> WHAT YOU SHOULD DO:
When a line of the records below contains the string "第二十二条", copy that whole line.

MATERIAL FOR THE TASK section start

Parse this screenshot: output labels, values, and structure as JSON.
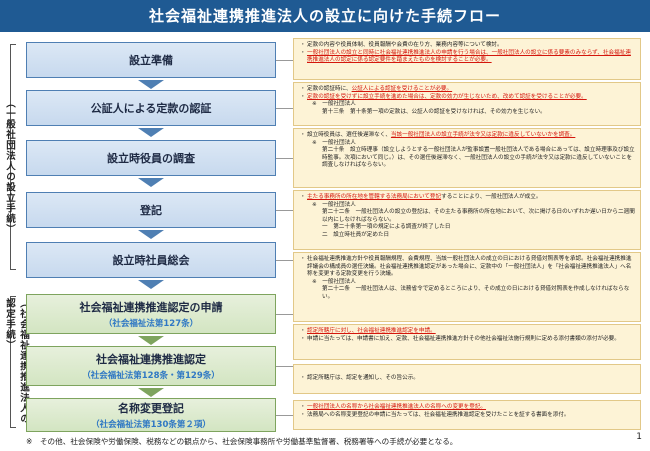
{
  "title": "社会福祉連携推進法人の設立に向けた手続フロー",
  "side_labels": {
    "corp": "（一般社団法人の設立手続）",
    "cert": "（社会福祉連携推進法人の認定手続）"
  },
  "steps": [
    {
      "label": "設立準備",
      "sub": ""
    },
    {
      "label": "公証人による定款の認証",
      "sub": ""
    },
    {
      "label": "設立時役員の調査",
      "sub": ""
    },
    {
      "label": "登記",
      "sub": ""
    },
    {
      "label": "設立時社員総会",
      "sub": ""
    },
    {
      "label": "社会福祉連携推進認定の申請",
      "sub": "（社会福祉法第127条）"
    },
    {
      "label": "社会福祉連携推進認定",
      "sub": "（社会福祉法第128条・第129条）"
    },
    {
      "label": "名称変更登記",
      "sub": "（社会福祉法第130条第２項）"
    }
  ],
  "notes": {
    "n1": {
      "l1": "定款の内容や役員体制、役員報酬や会費の在り方、業務内容等について検討。",
      "l2": "一般社団法人の設立と同時に社会福祉連携推進法人の申請を行う場合は、一般社団法人の設立に係る要素のみならず、社会福祉連携推進法人の認定に係る認定要件を踏まえたものを検討することが必要。"
    },
    "n2": {
      "l1a": "定款の認証時に、",
      "l1b": "公証人による認証を受けることが必要。",
      "l2": "定款の認証を受けずに設立手続を進めた場合は、定款の効力が生じないため、改めて認証を受けることが必要。",
      "l3": "※　一般社団法人",
      "l4": "第十三条　第十条第一項の定款は、公証人の認証を受けなければ、その効力を生じない。"
    },
    "n3": {
      "l1a": "設立時役員は、選任後遅滞なく、",
      "l1b": "当該一般社団法人の設立手続が法令又は定款に違反していないかを調査。",
      "l2": "※　一般社団法人",
      "l3": "第二十条　設立時理事（設立しようとする一般社団法人が監事設置一般社団法人である場合にあっては、設立時理事及び設立時監事。次項において同じ。）は、その選任後遅滞なく、一般社団法人の設立の手続が法令又は定款に違反していないことを調査しなければならない。"
    },
    "n4": {
      "l1a": "主たる事務所の所在地を管轄する法務局において登記",
      "l1b": "することにより、一般社団法人が成立。",
      "l2": "※　一般社団法人",
      "l3": "第二十二条　一般社団法人の設立の登記は、その主たる事務所の所在地において、次に掲げる日のいずれか遅い日から二週間以内にしなければならない。",
      "l4": "一　第二十条第一項の規定による調査が終了した日",
      "l5": "二　設立時社員が定めた日"
    },
    "n5": {
      "l1": "社会福祉連携推進方針や役員報酬規程、会費規程、当該一般社団法人の成立の日における貸借対照表等を承認。社会福祉連携推進評議会の構成員の選任決議。社会福祉連携推進認定があった場合に、定款中の「一般社団法人」を「社会福祉連携推進法人」へ名称を変更する定款変更を行う決議。",
      "l2": "※　一般社団法人",
      "l3": "第二十二条　一般社団法人は、法務省令で定めるところにより、その成立の日における貸借対照表を作成しなければならない。"
    },
    "n6": {
      "l1": "認定所轄庁に対し、社会福祉連携推進認定を申請。",
      "l2": "申請に当たっては、申請書に加え、定款、社会福祉連携推進方針その他社会福祉法施行規則に定める添付書類の添付が必要。"
    },
    "n7": {
      "l1": "認定所轄庁は、認定を通知し、その旨公示。"
    },
    "n8": {
      "l1": "一般社団法人の名称から社会福祉連携推進法人の名称への変更を登記。",
      "l2": "法務局への名称変更登記の申請に当たっては、社会福祉連携推進認定を受けたことを証する書面を添付。"
    }
  },
  "footer": "※　その他、社会保険や労働保険、税務などの観点から、社会保険事務所や労働基準監督署、税務署等への手続が必要となる。",
  "page_number": "1",
  "colors": {
    "title_bar": "#1f5a93",
    "step_blue": "#dce8f5",
    "step_green": "#e7f0dc",
    "note_bg": "#fdf3d6",
    "emphasis_red": "#d4160c"
  }
}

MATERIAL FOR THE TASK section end

> ANSWER TO THE PROBLEM:
      "l3": "第二十二条　一般社団法人の設立の登記は、その主たる事務所の所在地において、次に掲げる日のいずれか遅い日から二週間以内にしなければならない。",
      "l3": "第二十二条　一般社団法人は、法務省令で定めるところにより、その成立の日における貸借対照表を作成しなければならない。"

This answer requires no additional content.